ESPN reporter M.A. Voepel says he’s transgender: ‘Glad to be who I’ve always been inside’

Longtime sports journalist M.A. Voepel shared on Twitter Tuesday that he’s transgender and that his pronouns are he/him.

“Please feel free to call me Voepel, MV, Michael, Mike; I’m good with them all,” he wrote in a four-part Twitter thread.

Voepel, who joined over 25 years ago, said that he decided to share his true self with the world now because he’s receiving the prestigious Gowdy Award next month, and wanted to do that as his “authentic self.”

Named in honor of the late Curt Gowdy, a sports broadcaster and Hall of Fame board member and president, the award is presented to members of the media whose “efforts have made a significant contribution to the game of basketball.”

“In sports media, we’re lucky to tell stories of others’ journeys. We have our own, too,” Voepel wrote. “Part of mine is being transgender,” he added.

Speaking about his decision to only come out now, Voepel said that fear of losing “all that is dear to us, including career” played a big part in it.

But at some point, “you realize you need to have faith that your happiness/well-being is worth pursuing, and also have faith in other people’s kindness and grace,” he wrote.
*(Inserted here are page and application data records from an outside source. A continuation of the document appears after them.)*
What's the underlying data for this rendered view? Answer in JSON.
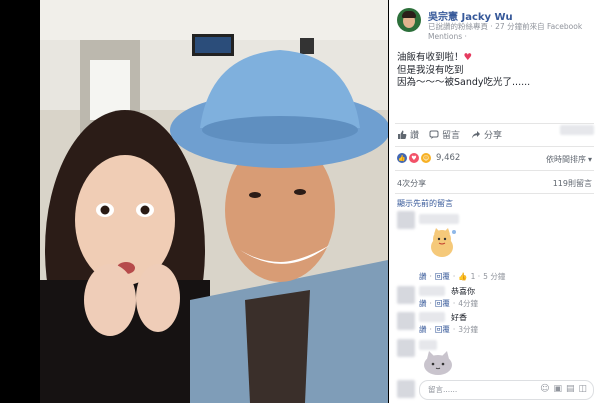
{
  "post": {
    "author": "吳宗憲 Jacky Wu",
    "meta": "已說讚的粉絲專頁 · 27 分鐘前來自 Facebook Mentions · ",
    "text_lines": [
      "油飯有收到啦！",
      "但是我沒有吃到",
      "因為～～～被Sandy吃光了......"
    ]
  },
  "actions": {
    "like": "讚",
    "comment": "留言",
    "share": "分享"
  },
  "reactions": {
    "count": "9,462",
    "sort_label": "依時間排序"
  },
  "stats": {
    "shares": "4次分享",
    "comments": "119則留言"
  },
  "comments": {
    "view_previous": "顯示先前的留言",
    "list": [
      {
        "text": "",
        "like_label": "讚",
        "reply_label": "回覆",
        "time": "5 分鐘"
      },
      {
        "text": "恭喜你",
        "like_label": "讚",
        "reply_label": "回覆",
        "time": "4分鐘"
      },
      {
        "text": "好香",
        "like_label": "讚",
        "reply_label": "回覆",
        "time": "3分鐘"
      }
    ]
  },
  "composer": {
    "placeholder": "留言......"
  },
  "colors": {
    "link": "#365899",
    "meta": "#90949c",
    "like": "#4267b2",
    "love": "#f25268",
    "haha": "#f7b125"
  },
  "icons": [
    "like-icon",
    "comment-icon",
    "share-icon",
    "camera-icon",
    "emoji-icon",
    "gif-icon",
    "sticker-icon",
    "chevron-down-icon"
  ]
}
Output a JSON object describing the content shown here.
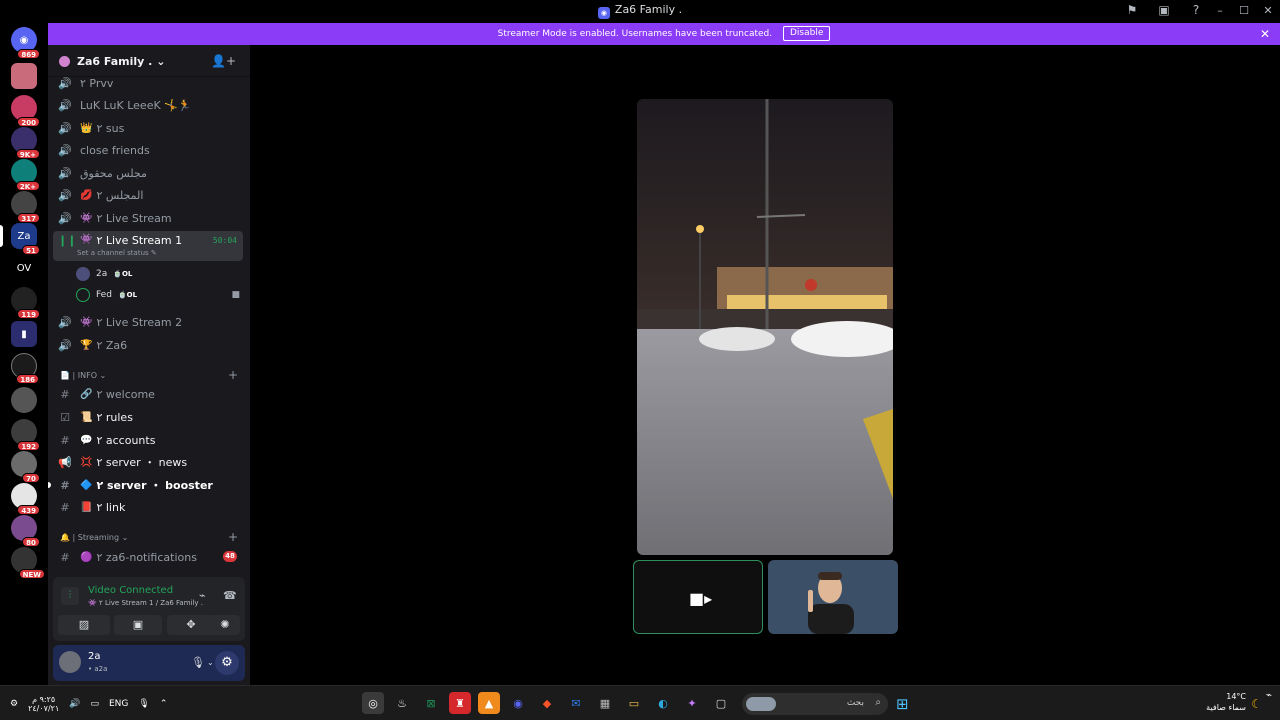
{
  "window": {
    "title": "Za6 Family .",
    "app_icon": "discord-icon"
  },
  "banner": {
    "text": "Streamer Mode is enabled. Usernames have been truncated.",
    "button": "Disable"
  },
  "guilds": [
    {
      "label": "",
      "badge": "869"
    },
    {
      "label": "",
      "badge": ""
    },
    {
      "label": "",
      "badge": "200"
    },
    {
      "label": "",
      "badge": "9K+"
    },
    {
      "label": "",
      "badge": "2K+"
    },
    {
      "label": "",
      "badge": "317"
    },
    {
      "label": "Za",
      "badge": "51"
    },
    {
      "label": "OV",
      "badge": ""
    },
    {
      "label": "",
      "badge": "119"
    },
    {
      "label": "",
      "badge": ""
    },
    {
      "label": "",
      "badge": "186"
    },
    {
      "label": "",
      "badge": ""
    },
    {
      "label": "",
      "badge": "192"
    },
    {
      "label": "",
      "badge": "70"
    },
    {
      "label": "",
      "badge": "439"
    },
    {
      "label": "",
      "badge": "80"
    },
    {
      "label": "",
      "badge": "NEW"
    }
  ],
  "server": {
    "name": "Za6 Family ."
  },
  "channels": [
    {
      "name": "٢ Prvv",
      "emoji": ""
    },
    {
      "name": "LuK LuK LeeeK 🤸🏃",
      "emoji": ""
    },
    {
      "name": "٢ sus",
      "emoji": "👑"
    },
    {
      "name": "close friends",
      "emoji": ""
    },
    {
      "name": "مجلس محقوق",
      "emoji": ""
    },
    {
      "name": "المجلس ٢",
      "emoji": "💋"
    },
    {
      "name": "٢ Live Stream",
      "emoji": "👾"
    }
  ],
  "active_channel": {
    "name": "٢ Live Stream 1",
    "emoji": "👾",
    "time": "50:04",
    "status": "Set a channel status ✎"
  },
  "voice_users": [
    {
      "name": "2a",
      "tag": "🍵OL"
    },
    {
      "name": "Fed",
      "tag": "🍵OL"
    }
  ],
  "channels_after": [
    {
      "name": "٢ Live Stream 2",
      "emoji": "👾"
    },
    {
      "name": "٢ Za6",
      "emoji": "🏆"
    }
  ],
  "category_info": "📄 | INFO ⌄",
  "info_channels": [
    {
      "name": "٢ welcome",
      "emoji": "🔗"
    },
    {
      "name": "٢ rules",
      "emoji": "📜"
    },
    {
      "name": "٢ accounts",
      "emoji": "💬"
    },
    {
      "name": "٢ server ・ news",
      "emoji": "💢"
    },
    {
      "name": "٢ server ・ booster",
      "emoji": "🔷"
    },
    {
      "name": "٢ link",
      "emoji": "📕"
    }
  ],
  "category_streaming": "🔔 | Streaming ⌄",
  "streaming_channels": [
    {
      "name": "٢ za6-notifications",
      "emoji": "🟣",
      "badge": "48"
    }
  ],
  "voice_panel": {
    "title": "Video Connected",
    "subtitle": "👾 ٢ Live Stream 1 / Za6 Family ."
  },
  "user": {
    "name": "2a",
    "status": "• a2a"
  },
  "taskbar": {
    "time": "٩:٢٥ م",
    "date": "٢٤/٠٧/٢١",
    "lang": "ENG",
    "search_placeholder": "بحث",
    "temp": "14°C",
    "weather": "سماء صافية"
  }
}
He also said that he’s grateful to work in a company that supports its employees, thankful for “terrific family and friends,” and for “societal progress.”

According to an ESPN bio, the Los Angeles native “covered his first women’s basketball game at the University of Missouri in 1984, and graduated from there with a degree in journalism in 1987.”

After working as an editor and writer at newspapers in Columbia, Mo.; Newport News, Va.; and Kansas City, Mo., he joined in 1996 as a women’s college and pro basketball writer, and he has since also covered additional college sports.

“I may look and sound a little different,” he wrote, noting that his passion for his job remains unchanged.

“Glad to be who I’ve always been inside. Dedication to covering women’s sports, a lifelong joy as well as job, and admiration for all involved — players, coaches, execs, fans, referees, colleagues — that stays exactly the same,” he added.